Hi, this is Angela Horneman from the CERT Situational Awareness Analysis team. Recently, Nathan Dell and I were asked to explore ways to improve network traffic data storage by determining what data to store to meet organizational needs. Our research, brainstorming, and discussions led us to create a methodology to help organizations determine what types of traffic to collect and what parts of the collected traffic to keep.
Hi, this is Leigh Metcalf. In this blog post I talk about a subversive use of SiLK, the open-source tool suite designed by the CERT/CC team at the SEI, available on the CERT website. This post is a technical walk through of how to use the SiLK tools to support analysis in interesting ways you may not have thought of.
Hi, this is Jonathan Spring with my colleague Leigh Metcalf. For some time now, we've been working through a problem we found, but it's time to discuss it more broadly. Using our passive DNS data source, we can observe cache poisoning. What we really observe are changes in the answers that are returned for certain domains, but after consulting with various experts, we believe the only behavior these changes indicate is a successful cache poisoning attack.
Hey, it's Will. In my last blog post, I mentioned the release of CERT Tapioca, an MITM testing appliance. CERT Tapioca has a range of uses. In this post, I describe one specific use for it: automated discovery of SSL vulnerabilities in Android applications.
Hi folks, it's Will. Recently I have been investigating man-in-the-middle (MITM) techniques for analyzing network traffic generated by an application. In particular, I'm looking at web (HTTP and HTTPS) traffic. There are plenty of MITM proxies, such as ZAP, Burp, Fiddler, mitmproxy, and others. But what I wanted was a transparent network-layer proxy, rather than an application-layer one. After a bit of trial-and-error investigation, I found a software combination that works well for this purpose. I'm happy to announce the release of CERT Tapioca (Transparent Proxy Capture Appliance), which is a preconfigured VM appliance for performing MITM analysis of software.

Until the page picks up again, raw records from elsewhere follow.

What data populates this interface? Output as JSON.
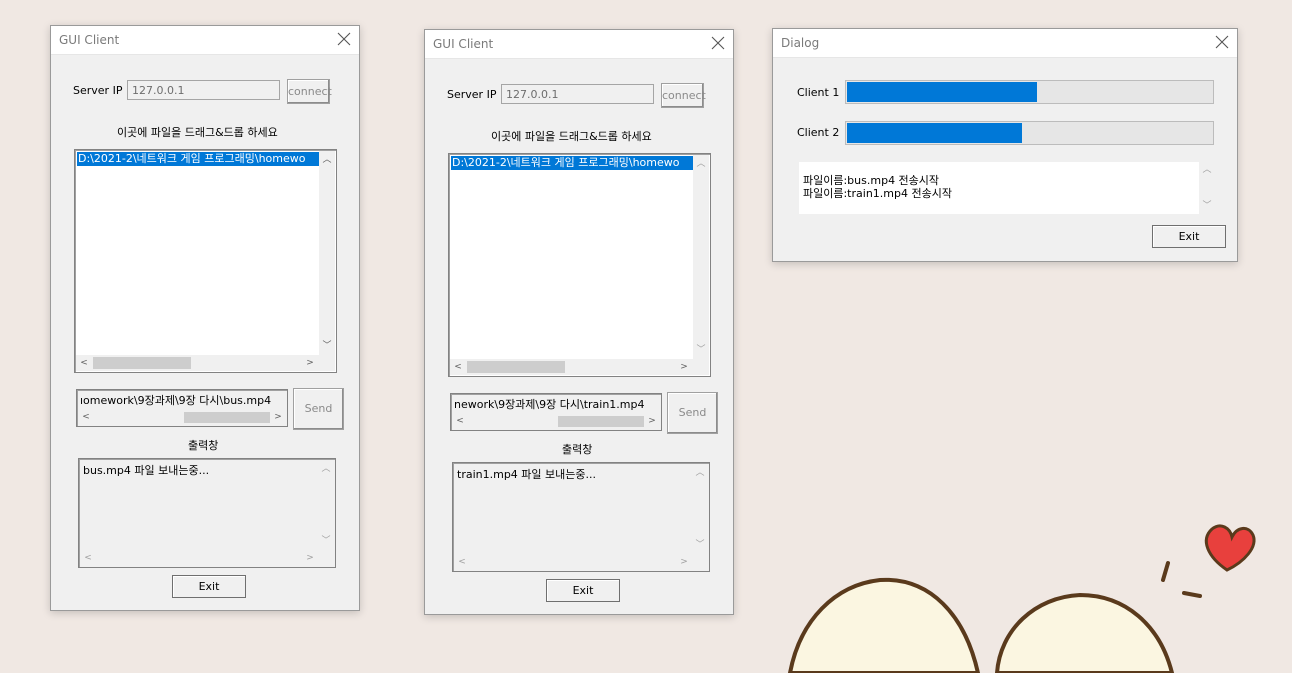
{
  "window1": {
    "title": "GUI Client",
    "server_ip_label": "Server IP",
    "server_ip_value": "127.0.0.1",
    "connect_label": "connect",
    "drop_hint": "이곳에 파일을 드래그&드롭 하세요",
    "file_list": [
      "D:\\2021-2\\네트워크 게임 프로그래밍\\homewo"
    ],
    "path_field": "ıomework\\9장과제\\9장 다시\\bus.mp4",
    "send_label": "Send",
    "output_label": "출력창",
    "output_text": "bus.mp4 파일 보내는중...",
    "exit_label": "Exit"
  },
  "window2": {
    "title": "GUI Client",
    "server_ip_label": "Server IP",
    "server_ip_value": "127.0.0.1",
    "connect_label": "connect",
    "drop_hint": "이곳에 파일을 드래그&드롭 하세요",
    "file_list": [
      "D:\\2021-2\\네트워크 게임 프로그래밍\\homewo"
    ],
    "path_field": "nework\\9장과제\\9장 다시\\train1.mp4",
    "send_label": "Send",
    "output_label": "출력창",
    "output_text": "train1.mp4 파일 보내는중...",
    "exit_label": "Exit"
  },
  "dialog": {
    "title": "Dialog",
    "client1_label": "Client 1",
    "client1_progress": 0.52,
    "client2_label": "Client 2",
    "client2_progress": 0.48,
    "log_lines": [
      "파일이름:bus.mp4 전송시작",
      "파일이름:train1.mp4 전송시작"
    ],
    "exit_label": "Exit"
  },
  "colors": {
    "accent": "#0078d7",
    "background": "#f0e8e3",
    "heart": "#e8403d",
    "bun": "#fbf6e1",
    "outline": "#5a3a1c"
  },
  "icons": [
    "close-icon",
    "scroll-up-arrow-icon",
    "scroll-down-arrow-icon",
    "scroll-left-arrow-icon",
    "scroll-right-arrow-icon",
    "heart-icon"
  ]
}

Hi, it's Will. We are all probably annoyed by software that bundles other applications that we didn't ask for. You want a specific application, but depending on what the application is, where you downloaded it from, and how carefully you paid attention to the installation process, you could have some extra goodies that came along for the ride. You might have components referred to as adware, foistware, scareware, potentially unwanted programs (PUPs), or worse. Sure, these may be annoyances, but there's an even more important security aspect to these types of applications: attack surface.
My prior blog post on product lines in DoD sustainment described the complexity of contractual relationships in a DoD software product line. Recall that a software product line is a collection of related products with shared software artifacts and engineering...